Nearly 4,600 of call options to buy the stock at $70 by Friday's close changed hands on Monday. The activity was scattered in blocks of 50 to 201 contracts, each of which grant the right to buy 100 shares. Prices ranged from 15 cents per share to $1.60, but leapt as high as $4.60 Friday.
One block trade of 50 contracts that cost $5,000 Monday surged to as much as $23,000 in recent action, a 360% profit in four days. As of midsession, traders had yet to book profits on the bulk of the now-profitable $70 contracts.
Monday's activity in Clorox call options was spread across five different options exchanges.
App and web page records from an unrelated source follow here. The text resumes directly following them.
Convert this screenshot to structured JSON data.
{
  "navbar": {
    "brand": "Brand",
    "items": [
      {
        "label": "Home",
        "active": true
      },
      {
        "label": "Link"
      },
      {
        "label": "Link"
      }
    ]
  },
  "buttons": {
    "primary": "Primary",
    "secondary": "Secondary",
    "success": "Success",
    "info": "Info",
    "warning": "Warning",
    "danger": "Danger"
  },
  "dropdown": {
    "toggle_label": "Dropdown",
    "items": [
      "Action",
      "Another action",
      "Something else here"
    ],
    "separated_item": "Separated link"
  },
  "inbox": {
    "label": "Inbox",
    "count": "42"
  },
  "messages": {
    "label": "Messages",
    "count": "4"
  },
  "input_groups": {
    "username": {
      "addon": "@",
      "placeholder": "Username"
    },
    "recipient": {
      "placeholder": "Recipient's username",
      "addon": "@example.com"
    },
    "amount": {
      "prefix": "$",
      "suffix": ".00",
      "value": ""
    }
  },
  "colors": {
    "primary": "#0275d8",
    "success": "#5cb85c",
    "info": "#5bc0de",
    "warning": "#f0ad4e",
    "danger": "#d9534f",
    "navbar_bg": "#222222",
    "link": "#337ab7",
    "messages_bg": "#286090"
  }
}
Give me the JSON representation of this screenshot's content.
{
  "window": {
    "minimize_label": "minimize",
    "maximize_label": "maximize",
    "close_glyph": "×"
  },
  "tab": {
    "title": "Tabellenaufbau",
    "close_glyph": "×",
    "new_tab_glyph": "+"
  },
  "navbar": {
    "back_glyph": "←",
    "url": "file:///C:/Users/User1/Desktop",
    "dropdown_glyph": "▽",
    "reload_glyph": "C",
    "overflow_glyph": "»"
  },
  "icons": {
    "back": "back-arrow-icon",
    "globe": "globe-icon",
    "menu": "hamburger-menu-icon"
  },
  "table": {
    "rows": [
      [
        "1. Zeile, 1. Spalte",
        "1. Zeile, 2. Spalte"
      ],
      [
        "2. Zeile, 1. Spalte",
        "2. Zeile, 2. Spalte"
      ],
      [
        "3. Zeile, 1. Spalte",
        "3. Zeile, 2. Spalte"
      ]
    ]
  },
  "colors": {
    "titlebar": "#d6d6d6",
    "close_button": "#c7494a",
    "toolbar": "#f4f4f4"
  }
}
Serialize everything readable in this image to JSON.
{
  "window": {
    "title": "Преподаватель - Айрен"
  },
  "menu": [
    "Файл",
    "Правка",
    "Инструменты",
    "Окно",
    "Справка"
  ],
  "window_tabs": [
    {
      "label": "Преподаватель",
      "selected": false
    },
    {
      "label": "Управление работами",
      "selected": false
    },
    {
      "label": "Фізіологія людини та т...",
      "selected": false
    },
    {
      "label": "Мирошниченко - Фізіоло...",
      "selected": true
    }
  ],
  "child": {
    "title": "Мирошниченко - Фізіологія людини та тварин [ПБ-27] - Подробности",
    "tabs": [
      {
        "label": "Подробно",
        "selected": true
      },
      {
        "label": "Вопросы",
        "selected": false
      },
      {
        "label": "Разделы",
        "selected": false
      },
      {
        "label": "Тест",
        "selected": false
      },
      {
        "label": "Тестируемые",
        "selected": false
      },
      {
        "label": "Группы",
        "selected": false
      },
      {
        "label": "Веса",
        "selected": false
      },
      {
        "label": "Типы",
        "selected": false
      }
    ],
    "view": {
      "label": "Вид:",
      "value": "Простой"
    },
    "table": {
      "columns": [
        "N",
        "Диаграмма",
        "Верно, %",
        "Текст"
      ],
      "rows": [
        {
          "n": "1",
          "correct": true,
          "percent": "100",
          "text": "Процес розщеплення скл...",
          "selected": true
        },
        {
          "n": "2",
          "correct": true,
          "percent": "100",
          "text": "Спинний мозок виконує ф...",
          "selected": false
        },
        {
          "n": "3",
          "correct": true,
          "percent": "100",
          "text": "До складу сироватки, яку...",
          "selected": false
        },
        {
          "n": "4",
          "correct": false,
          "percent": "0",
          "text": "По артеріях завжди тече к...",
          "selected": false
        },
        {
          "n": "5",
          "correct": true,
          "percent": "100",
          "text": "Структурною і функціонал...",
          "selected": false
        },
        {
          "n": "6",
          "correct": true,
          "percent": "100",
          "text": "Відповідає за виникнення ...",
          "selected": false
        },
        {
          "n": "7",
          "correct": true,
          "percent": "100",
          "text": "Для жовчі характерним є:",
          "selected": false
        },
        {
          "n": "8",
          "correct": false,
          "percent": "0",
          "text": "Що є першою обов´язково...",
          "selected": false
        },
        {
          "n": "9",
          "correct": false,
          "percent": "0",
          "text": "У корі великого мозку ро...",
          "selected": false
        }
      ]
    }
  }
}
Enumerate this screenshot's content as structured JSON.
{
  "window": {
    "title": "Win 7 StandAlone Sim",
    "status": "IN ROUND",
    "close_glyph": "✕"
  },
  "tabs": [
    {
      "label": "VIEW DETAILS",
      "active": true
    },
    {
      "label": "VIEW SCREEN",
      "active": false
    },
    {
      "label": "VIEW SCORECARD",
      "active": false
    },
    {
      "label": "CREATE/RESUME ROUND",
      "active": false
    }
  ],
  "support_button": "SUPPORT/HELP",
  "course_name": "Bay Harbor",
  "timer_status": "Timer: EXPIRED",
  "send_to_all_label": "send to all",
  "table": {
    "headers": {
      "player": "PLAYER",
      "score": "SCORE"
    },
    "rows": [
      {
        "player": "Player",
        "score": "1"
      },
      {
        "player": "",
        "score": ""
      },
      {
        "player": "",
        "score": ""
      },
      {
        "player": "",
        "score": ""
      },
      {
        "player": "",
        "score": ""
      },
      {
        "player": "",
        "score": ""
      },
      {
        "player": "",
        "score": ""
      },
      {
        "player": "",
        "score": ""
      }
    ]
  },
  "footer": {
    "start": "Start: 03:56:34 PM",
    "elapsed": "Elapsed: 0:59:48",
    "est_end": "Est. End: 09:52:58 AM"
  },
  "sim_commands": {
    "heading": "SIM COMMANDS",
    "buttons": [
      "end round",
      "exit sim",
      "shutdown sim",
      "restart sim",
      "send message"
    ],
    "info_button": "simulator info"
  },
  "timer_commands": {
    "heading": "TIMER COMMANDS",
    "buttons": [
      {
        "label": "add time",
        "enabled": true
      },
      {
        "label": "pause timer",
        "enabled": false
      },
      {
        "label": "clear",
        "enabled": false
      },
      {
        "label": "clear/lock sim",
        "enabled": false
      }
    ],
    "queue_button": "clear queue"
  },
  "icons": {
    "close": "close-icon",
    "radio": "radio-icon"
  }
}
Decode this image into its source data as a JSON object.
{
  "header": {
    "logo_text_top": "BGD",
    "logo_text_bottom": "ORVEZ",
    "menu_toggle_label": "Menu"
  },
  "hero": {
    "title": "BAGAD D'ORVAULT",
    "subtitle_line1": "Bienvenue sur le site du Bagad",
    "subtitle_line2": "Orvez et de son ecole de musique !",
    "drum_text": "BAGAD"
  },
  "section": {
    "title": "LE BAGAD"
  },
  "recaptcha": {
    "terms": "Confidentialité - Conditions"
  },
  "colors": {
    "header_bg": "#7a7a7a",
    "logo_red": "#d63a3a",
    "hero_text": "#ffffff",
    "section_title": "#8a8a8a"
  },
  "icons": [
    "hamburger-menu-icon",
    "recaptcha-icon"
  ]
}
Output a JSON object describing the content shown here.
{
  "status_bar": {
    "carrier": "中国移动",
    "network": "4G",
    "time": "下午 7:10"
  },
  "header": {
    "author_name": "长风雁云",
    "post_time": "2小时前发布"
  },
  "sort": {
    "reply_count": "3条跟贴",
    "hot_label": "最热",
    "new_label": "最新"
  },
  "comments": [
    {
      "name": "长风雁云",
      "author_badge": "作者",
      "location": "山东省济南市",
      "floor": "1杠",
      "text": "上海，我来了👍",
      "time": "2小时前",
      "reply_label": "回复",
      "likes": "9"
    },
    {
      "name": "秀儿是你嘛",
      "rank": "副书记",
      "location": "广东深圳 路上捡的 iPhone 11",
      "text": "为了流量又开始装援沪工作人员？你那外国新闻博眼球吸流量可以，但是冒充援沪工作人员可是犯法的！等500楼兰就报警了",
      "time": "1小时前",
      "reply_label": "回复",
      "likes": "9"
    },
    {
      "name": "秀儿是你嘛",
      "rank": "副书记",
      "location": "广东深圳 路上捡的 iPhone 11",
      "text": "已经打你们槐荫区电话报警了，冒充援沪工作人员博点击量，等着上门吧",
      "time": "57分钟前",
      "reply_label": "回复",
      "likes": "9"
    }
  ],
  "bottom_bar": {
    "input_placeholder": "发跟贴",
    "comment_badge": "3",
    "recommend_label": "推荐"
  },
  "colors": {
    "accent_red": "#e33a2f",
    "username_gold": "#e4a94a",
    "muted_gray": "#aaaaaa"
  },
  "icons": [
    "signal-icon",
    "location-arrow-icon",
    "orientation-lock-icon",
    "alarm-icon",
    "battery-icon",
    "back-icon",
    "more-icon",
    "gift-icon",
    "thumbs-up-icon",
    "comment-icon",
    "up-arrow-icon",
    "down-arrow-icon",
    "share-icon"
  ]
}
"Either they knew what was going to happen, or they piled in [after] whomever had started to buy the options for speculative positioning," said Caitlin Duffy, options analyst at Interactive Brokers. "I would say more that Monday's trading raised an eyebrow."
A spokeswoman for the Securities & Exchange Commission declined to comment on the activity. A spokeswoman for the Options Regulatory Surveillance Authority said the agency reviews unusual trades on a regular basis but does not comment on any specific instance. Representatives for the five options exchanges declined to comment, with some adding they also review unusual trading as a routine practice. Representatives of Icahn Capital LP did not immediately comment.
As the value of Clorox's bullish call options surged Friday, bearish put options conveying the right to sell shares by the end of Friday's trading plunged. Puts to sell the shares at $70 fell from $1.50 on Thursday to a nickel in recent action.
"There's going to be a lot of pain for those that were short [with] options," before the contracts expired in the money, Patrick Mortimer, director of options trading at Pipeline Trading Systems LLC.
Monday's action was the highest single-day trading activity in Clorox call options since October. Friday's post-Icahn call action was nearly three times Monday's as of afternoon trading, and the highest since April 2010, Trade Alert data showed.
-By Brendan Conway, Dow Jones Newswires; (212) 416-2670; email@example.com
-Mia Lamar contributed to this article.